| EXERCISE OBJECTIVE |
Your answer should consist of each line below that includes the word "JSON".

=-=-=-=-=

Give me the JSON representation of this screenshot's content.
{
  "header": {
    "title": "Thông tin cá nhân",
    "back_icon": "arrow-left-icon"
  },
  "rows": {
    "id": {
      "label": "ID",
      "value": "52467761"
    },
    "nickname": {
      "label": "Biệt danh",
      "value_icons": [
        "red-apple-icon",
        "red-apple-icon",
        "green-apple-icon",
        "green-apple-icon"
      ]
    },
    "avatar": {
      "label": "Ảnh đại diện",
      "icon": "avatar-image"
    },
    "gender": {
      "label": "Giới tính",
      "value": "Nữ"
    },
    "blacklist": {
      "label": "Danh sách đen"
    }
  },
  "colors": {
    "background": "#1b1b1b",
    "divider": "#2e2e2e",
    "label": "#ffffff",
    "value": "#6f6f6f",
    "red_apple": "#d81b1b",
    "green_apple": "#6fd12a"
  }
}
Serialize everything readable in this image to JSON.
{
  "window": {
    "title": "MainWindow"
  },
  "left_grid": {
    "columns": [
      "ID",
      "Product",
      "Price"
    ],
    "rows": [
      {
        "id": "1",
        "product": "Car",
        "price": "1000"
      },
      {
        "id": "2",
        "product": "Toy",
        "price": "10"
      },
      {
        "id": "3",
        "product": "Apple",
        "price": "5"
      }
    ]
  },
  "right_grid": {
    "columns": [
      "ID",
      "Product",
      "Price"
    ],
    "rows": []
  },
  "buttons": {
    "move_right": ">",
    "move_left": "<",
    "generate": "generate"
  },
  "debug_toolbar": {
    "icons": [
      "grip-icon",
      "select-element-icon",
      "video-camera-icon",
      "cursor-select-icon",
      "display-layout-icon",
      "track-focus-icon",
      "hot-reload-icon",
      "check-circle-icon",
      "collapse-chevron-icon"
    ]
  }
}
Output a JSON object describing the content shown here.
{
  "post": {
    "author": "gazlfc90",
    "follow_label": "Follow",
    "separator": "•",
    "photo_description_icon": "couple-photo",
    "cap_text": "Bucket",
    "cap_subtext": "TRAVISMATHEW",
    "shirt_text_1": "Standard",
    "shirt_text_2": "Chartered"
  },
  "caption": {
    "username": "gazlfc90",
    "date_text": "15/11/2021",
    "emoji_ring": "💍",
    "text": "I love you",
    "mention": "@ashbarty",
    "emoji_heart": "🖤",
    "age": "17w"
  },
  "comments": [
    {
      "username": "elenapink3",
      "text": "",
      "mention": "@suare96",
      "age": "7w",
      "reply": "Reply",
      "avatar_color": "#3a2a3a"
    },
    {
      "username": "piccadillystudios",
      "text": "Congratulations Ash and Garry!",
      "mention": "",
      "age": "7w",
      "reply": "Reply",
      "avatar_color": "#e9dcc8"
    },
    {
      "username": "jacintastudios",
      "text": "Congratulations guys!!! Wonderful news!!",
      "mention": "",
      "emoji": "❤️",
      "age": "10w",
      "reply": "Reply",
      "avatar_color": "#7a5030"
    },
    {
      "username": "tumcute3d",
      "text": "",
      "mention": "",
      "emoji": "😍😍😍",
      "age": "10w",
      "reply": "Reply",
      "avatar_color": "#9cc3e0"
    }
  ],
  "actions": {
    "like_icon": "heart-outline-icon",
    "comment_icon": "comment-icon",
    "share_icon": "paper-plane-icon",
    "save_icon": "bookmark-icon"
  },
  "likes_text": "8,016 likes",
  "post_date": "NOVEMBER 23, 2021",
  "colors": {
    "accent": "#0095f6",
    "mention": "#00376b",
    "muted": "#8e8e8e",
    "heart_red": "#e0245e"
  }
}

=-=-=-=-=

| EXERCISE RESULT |
Give me the JSON representation of this screenshot's content.
Serialize everything readable in this image to JSON.
Output a JSON object describing the content shown here.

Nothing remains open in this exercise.